LONDON (Reuters) - British serviced office provider IWG (IWG.L) has attracted takeover approaches from three rival suitors, potentially plunging the $3.1 billion company into a bidding war.
The London-listed business said on Friday that U.S. property investment firm Starwood Capital and British private equity house TDR Capital had submitted two separate indicative cash bids.
Lone Star, the U.S. buyout firm, has also made an approach, IWG said, without giving details of any of the proposals.
The company disclosed its suitors’ advances after its shares leapt by 10.3 percent to close at 252 pence amid stock market speculation it had become a takeover target. That gives IWG a market capitalisation of about 2.3 billion pounds ($3.1 billion), Thomson Reuters data shows.
The approach from Lone Star is at a more tentative stage than the proposals from Starwood and TDR, a person familiar with the matter said.
It marks the second time in less than five months that IWG has found itself on the receiving end of a bid.
In December, the company disclosed that Canadian private equity firm Onex and Brookfield Asset Management had made a joint approach, only for takeover talks to collapse at the beginning of February.
IWG has offices in about 3,000 locations in 114 countries around the world, operating under a range of brands including Regus and Spaces.
Revenues rose 5.3 percent to almost 2.4 billion pounds last year, although pre-tax profits slid 14 percent to 149.4 million pounds during the same period.
The approaches for IWG come as Britain is gripped by a wave of mergers and acquisitions activity as companies take advantage of cheap debt financing to strike deals.

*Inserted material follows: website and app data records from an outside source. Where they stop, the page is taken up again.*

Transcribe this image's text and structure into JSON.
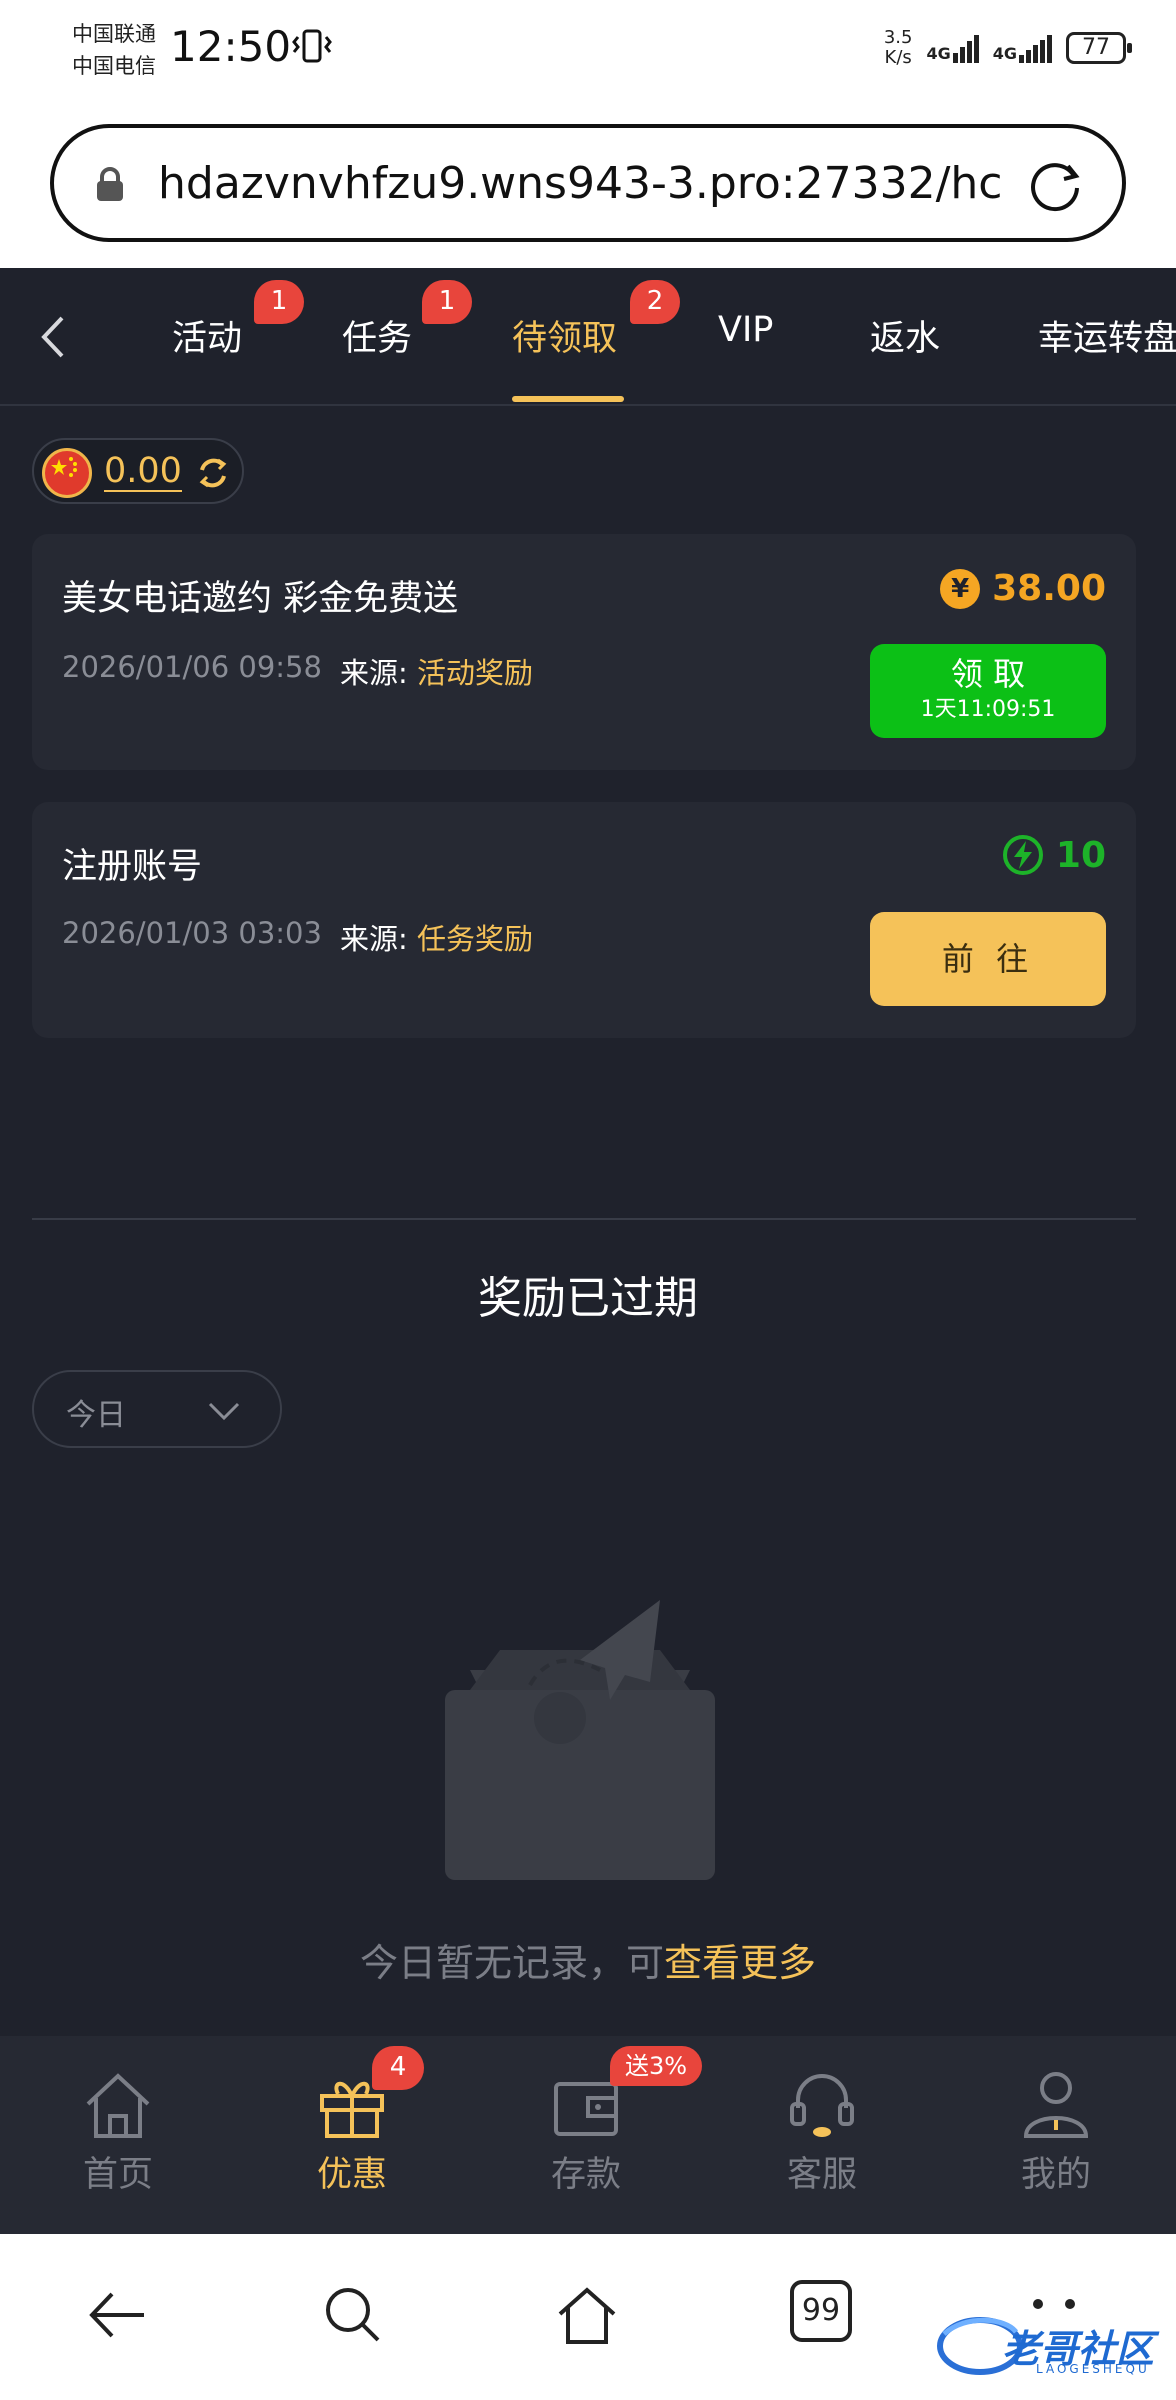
{
  "status_bar": {
    "carrier1": "中国联通",
    "carrier2": "中国电信",
    "time": "12:50",
    "net_speed_value": "3.5",
    "net_speed_unit": "K/s",
    "network1": "4G",
    "network2": "4G",
    "battery": "77"
  },
  "browser": {
    "url": "hdazvnvhfzu9.wns943-3.pro:27332/hc"
  },
  "tabs": [
    {
      "label": "活动",
      "badge": "1"
    },
    {
      "label": "任务",
      "badge": "1"
    },
    {
      "label": "待领取",
      "badge": "2",
      "active": true
    },
    {
      "label": "VIP"
    },
    {
      "label": "返水"
    },
    {
      "label": "幸运转盘"
    }
  ],
  "balance": {
    "value": "0.00"
  },
  "rewards": [
    {
      "title": "美女电话邀约 彩金免费送",
      "date": "2026/01/06 09:58",
      "source_label": "来源:",
      "source_value": "活动奖励",
      "amount": "38.00",
      "amount_icon": "yen-coin-icon",
      "amount_color": "#f5a623",
      "button_label": "领 取",
      "button_sub": "1天11:09:51",
      "button_color": "#0cc016"
    },
    {
      "title": "注册账号",
      "date": "2026/01/03 03:03",
      "source_label": "来源:",
      "source_value": "任务奖励",
      "amount": "10",
      "amount_icon": "lightning-icon",
      "amount_color": "#1db329",
      "button_label": "前 往",
      "button_color": "#f5c259"
    }
  ],
  "expired": {
    "title": "奖励已过期",
    "filter_value": "今日",
    "empty_text": "今日暂无记录，可",
    "empty_link": "查看更多"
  },
  "bottom_nav": [
    {
      "label": "首页",
      "icon": "home-icon"
    },
    {
      "label": "优惠",
      "icon": "gift-icon",
      "badge": "4",
      "active": true
    },
    {
      "label": "存款",
      "icon": "wallet-icon",
      "badge": "送3%"
    },
    {
      "label": "客服",
      "icon": "headset-icon"
    },
    {
      "label": "我的",
      "icon": "user-icon"
    }
  ],
  "system_nav": {
    "tabs_count": "99",
    "watermark": "老哥社区",
    "watermark_sub": "LAOGESHEQU"
  },
  "colors": {
    "accent": "#f5c259",
    "background": "#1f222c",
    "card": "#262933",
    "badge": "#e8453c"
  }
}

The value of takeovers involving UK companies reached its highest level since 2007 in the first quarter, according to Thomson Reuters data.
The stream of deals has included Takeda Pharmaceutical’s (4502.T) 45.3 billion-pound offer to buy drugmaker Shire (SHP.L) and Melrose’s (MRON.L) 8 billion-pound hostile takeover of engineer GKN GKN.L.
Reporting by Ben Martin; Editing by Elaine Hardcastle and Jane Merriman